Exactly! And about your passion to drawing the cartoons, have you thought about making your own guitar tutorial with the educational cartoons you draw?
Oh, no, I haven’t thought of this, interesting. But the funny thing is that I’m starting a project right now, we are working on a video-clip. And actually the guys who are doing the video, wanted to get inspired by the cartoons that I’ve drawn. So I’ve started to work on something that would be a representation of myself as a guitarist and try to animate it, kind of having myself as a character of the cartoon. So that’s what we’re going to try to do.
When will it be out?
Well, it depends on the guys, how fast are they going to work, because the music is already recorded. It’s one of the songs from the new Mörglbl album “Brutal Romance” that’s going to be used.

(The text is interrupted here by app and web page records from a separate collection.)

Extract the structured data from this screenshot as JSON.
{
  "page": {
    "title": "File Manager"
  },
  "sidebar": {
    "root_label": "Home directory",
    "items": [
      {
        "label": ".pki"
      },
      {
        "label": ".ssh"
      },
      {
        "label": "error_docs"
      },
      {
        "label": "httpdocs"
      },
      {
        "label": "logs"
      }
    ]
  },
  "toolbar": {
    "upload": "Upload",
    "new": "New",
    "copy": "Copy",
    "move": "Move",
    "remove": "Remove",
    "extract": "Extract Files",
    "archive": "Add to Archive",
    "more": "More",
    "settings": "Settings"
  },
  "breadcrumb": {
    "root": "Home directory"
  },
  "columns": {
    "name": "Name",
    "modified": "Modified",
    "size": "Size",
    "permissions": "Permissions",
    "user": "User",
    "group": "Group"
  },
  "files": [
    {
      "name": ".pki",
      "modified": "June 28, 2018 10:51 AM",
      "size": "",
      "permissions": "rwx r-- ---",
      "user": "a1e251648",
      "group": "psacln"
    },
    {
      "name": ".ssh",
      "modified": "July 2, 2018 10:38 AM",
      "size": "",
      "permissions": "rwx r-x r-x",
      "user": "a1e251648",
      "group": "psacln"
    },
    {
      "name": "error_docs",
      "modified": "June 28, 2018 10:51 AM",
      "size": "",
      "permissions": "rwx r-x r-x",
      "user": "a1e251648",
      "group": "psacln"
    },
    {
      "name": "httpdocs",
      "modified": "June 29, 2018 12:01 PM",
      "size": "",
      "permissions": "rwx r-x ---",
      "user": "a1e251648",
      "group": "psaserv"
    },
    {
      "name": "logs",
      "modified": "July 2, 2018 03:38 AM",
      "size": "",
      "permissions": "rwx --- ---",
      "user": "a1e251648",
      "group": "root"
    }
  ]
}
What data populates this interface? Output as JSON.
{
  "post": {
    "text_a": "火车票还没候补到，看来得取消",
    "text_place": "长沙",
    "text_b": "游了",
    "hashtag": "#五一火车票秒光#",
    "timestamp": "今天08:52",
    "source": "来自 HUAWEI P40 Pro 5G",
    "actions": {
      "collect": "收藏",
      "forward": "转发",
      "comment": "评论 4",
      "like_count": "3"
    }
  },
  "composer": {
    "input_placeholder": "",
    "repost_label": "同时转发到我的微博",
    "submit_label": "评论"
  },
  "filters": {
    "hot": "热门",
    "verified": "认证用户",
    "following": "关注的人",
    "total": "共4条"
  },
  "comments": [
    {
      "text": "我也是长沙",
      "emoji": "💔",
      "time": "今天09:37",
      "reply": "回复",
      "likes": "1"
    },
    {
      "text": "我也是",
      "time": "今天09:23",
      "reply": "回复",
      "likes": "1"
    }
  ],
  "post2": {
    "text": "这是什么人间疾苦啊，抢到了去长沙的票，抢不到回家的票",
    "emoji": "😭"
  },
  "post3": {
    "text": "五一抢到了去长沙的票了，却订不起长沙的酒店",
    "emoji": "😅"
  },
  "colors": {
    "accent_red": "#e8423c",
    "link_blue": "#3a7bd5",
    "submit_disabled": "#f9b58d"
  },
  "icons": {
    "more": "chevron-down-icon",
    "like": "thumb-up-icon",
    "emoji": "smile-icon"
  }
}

Ok, so we wait patiently! Some tracks from the “Brutal Romance” you’ve been playing during your set at the festival. It was cool to see you playing them live, and how was the working process for you?
Oh, actually this album came pretty fast! All the music has been composed by three people the bass-player (Ivan Rougny), the drummer (Aurelien Ouzoulias) and myself, and that was a team effort more than ever. So we really came out very quickly with all the music, it took like one week to compose everything. Then one week to assemble and structure everything, and then one week for recording. It was the fastest recording we’ve ever made, and the funny thing is that for the first time we had plenty of time for making it. Kind of a funny balance: we had no pressure, so we’ve worked faster than we’ve done in the past.
Musically what do you like about it?
It’s rough. It sounds really live, although we’ve made some production and everything. It sounds like we are playing it live on stage. That is the first time we’ve captured that vibe. So for me in terms of sound and production, that is really what makes this album a further step.

Mörglbl “Brutal Romance” was out June 2012 via Free Electric Sound. Now while touring with Morglbl, Christophe Godin is working on the new album with his other band Gnô.

Text & photo: Katerina MEZHEKOVA
Thanks to Thierry Barret (Guitare en Scene) and Lily Karapetyan for organizing the interview.
28/07/2012. Guitare en Scene, France.

Russian version: http://inrock.ru/interviews/christophe_godin_2012

Катерина Межекова

Катерина Межекова